“The start of the competition was not ideal; I knew I was not in my best shape. I really gave my all to get this medal,” confessed Lacourt. His teammate Stravius was even more honest: “This race was very surprising; I was not expecting to win it. I knew I had two big rivals by my side, but I tried not to think about this and focus on myself. When I saw that Camille and I had won, this was a great moment of happiness. France never got a gold medal in men’s events so this is fantastic!” On being the first shared medal for athletes of the same country: “We’re very honoured to be the first ones to do this, we didn’t know that. All this at the same time, it’s pretty overwhelming so we need some time to savour this,” concluded Stravius.
The bronze went to Japan’s Ryosuke Irie (52.98), who had been fourth in Rome 2009 and winner in 2010 of this event at the Asian Games. It was the first podium finish for the Asian nation in these championships.
Also somehow predictable was the women’s 100m breaststroke final, with Rebecca Soni (USA), 2009 world champion and 2008 Olympic silver medallist, and Leisel Jones (AUS), the current Olympic champion starting the decisive race with the fastest times of the semis (Soni clocked 1:04.91, while Jones qualified with 1:06.66). The North American controlled the operations during the entire race and got the 2011 title in 1:05.05, leaving Jones with the silver (1:06.25). It was Jones’ 12th medal at FINA World Championships (since 2001, with the exception of 2009, when she skipped the competition in Rome). “I’m happy with the time and I think we just had a great race out there. It’s always hard being the defending champion from 2009 and to be racing the gold medallist from 2008 (Leisel) but I never try to think of it as putting pressure on myself. I take every race as just a race, not worrying about the outcome and times too much, but just have fun,” considered Soni. Ji Liping (CHN) got a surprising bronze medal (1:06.52), narrowly beating the 2010 European champion Yulia Efimova (RUS, 1:06.56).

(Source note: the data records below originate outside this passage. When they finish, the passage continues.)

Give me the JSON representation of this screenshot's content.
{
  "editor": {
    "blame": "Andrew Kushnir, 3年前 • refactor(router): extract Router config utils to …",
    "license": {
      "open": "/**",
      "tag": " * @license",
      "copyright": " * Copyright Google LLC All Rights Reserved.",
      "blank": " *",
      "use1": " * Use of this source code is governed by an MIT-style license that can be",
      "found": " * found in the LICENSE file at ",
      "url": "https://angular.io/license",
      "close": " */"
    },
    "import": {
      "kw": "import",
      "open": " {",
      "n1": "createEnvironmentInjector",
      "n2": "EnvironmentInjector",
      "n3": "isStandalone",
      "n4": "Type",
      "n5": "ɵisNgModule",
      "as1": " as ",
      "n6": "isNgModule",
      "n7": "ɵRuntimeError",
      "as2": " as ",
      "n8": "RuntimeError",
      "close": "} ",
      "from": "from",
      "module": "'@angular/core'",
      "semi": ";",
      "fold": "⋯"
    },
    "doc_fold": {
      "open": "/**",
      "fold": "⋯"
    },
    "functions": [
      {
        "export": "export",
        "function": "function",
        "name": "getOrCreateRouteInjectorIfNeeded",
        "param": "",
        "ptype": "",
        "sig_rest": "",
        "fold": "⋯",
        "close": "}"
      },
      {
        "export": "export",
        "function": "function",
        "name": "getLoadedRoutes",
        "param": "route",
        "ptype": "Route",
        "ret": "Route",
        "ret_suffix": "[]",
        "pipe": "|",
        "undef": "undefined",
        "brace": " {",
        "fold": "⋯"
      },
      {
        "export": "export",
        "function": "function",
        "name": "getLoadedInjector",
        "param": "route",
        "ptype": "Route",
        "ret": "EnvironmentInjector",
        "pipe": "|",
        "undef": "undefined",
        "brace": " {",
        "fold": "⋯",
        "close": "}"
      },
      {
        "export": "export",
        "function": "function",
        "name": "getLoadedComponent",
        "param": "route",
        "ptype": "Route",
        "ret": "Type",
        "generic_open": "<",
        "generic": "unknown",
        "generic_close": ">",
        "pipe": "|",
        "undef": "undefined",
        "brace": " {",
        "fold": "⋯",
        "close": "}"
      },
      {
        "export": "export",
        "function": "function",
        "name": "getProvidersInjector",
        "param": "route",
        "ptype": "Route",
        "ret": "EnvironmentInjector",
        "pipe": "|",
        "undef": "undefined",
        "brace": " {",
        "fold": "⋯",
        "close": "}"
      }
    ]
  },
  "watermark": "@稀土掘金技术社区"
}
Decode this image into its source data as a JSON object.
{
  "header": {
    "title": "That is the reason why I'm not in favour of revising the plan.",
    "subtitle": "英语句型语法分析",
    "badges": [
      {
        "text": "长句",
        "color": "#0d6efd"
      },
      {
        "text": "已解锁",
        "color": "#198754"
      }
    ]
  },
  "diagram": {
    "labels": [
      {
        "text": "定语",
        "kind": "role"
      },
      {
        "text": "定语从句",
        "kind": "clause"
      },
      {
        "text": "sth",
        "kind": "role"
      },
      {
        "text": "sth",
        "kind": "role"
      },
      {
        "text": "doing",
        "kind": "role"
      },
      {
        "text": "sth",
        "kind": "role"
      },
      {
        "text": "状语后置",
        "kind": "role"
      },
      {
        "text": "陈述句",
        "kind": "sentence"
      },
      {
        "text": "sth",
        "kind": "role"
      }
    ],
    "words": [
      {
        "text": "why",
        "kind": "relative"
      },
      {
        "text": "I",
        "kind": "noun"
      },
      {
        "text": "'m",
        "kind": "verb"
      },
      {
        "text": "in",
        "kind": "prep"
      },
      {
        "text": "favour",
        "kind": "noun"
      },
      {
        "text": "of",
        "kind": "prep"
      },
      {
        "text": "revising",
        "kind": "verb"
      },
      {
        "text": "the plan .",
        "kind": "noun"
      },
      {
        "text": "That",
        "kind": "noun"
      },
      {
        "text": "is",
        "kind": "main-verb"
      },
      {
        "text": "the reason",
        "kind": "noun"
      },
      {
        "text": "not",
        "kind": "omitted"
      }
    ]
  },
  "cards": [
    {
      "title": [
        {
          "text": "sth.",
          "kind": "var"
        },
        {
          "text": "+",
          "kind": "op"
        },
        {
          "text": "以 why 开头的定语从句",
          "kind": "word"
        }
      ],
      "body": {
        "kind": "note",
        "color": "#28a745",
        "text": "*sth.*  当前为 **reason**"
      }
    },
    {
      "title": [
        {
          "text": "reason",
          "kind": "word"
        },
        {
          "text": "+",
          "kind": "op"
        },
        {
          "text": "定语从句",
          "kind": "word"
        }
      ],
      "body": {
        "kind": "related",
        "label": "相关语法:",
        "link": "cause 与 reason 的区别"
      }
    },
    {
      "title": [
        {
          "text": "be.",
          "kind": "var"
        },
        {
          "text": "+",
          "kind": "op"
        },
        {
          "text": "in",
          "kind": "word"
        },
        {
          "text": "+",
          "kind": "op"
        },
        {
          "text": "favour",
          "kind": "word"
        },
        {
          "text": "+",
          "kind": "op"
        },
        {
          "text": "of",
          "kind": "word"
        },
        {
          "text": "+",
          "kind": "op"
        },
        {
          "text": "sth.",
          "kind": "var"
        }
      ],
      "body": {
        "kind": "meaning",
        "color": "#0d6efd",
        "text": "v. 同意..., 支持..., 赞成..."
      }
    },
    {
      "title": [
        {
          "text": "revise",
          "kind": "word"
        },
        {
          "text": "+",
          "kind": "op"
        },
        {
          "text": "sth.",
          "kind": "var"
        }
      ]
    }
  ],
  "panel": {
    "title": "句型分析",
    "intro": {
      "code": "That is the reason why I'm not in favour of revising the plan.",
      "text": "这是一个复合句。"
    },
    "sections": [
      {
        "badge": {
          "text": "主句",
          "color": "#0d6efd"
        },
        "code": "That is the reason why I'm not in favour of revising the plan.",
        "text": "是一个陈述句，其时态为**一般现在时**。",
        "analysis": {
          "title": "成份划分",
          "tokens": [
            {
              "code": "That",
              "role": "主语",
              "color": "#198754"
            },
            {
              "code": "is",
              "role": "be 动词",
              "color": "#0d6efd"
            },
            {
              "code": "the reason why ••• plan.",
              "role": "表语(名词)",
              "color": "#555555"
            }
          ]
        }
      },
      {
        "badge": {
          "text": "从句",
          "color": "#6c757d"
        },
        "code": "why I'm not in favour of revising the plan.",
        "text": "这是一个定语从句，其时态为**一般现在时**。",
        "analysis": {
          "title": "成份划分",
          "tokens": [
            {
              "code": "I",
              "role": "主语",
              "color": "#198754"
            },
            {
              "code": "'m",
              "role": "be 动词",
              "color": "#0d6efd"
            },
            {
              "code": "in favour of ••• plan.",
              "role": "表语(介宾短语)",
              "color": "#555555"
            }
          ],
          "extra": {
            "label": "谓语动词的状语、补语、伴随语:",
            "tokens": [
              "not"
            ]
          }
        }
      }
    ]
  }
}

In the women’s 1500m free, Lotte Friis (DEN) upgraded her Rome 2009 silver in this event, triumphing in the longest race of the swimming programme in a comfortable 15:49.59. Behind her, the winner in 2005 and 2007, Kate Ziegler (USA) got this time the silver in 15:55.60 (the 23-year-old American is the current world record in this event, in a time of 15:42.54). The bronze went to China’s Li Xuanxu (first participation at FINA World Championships), in a new Asian record of 15:58.02 – she had clocked her personal best of 16:05.82 in the heats of the event! Like in Rome 2009, Chilean Kristel Kobrich lost the chance of giving the first ever world championship medal to her country, by finishing once more fourth (16:05.11). Australia’s confirmed open water swimmer Melissa Gorman touched fifth in 16:05.98.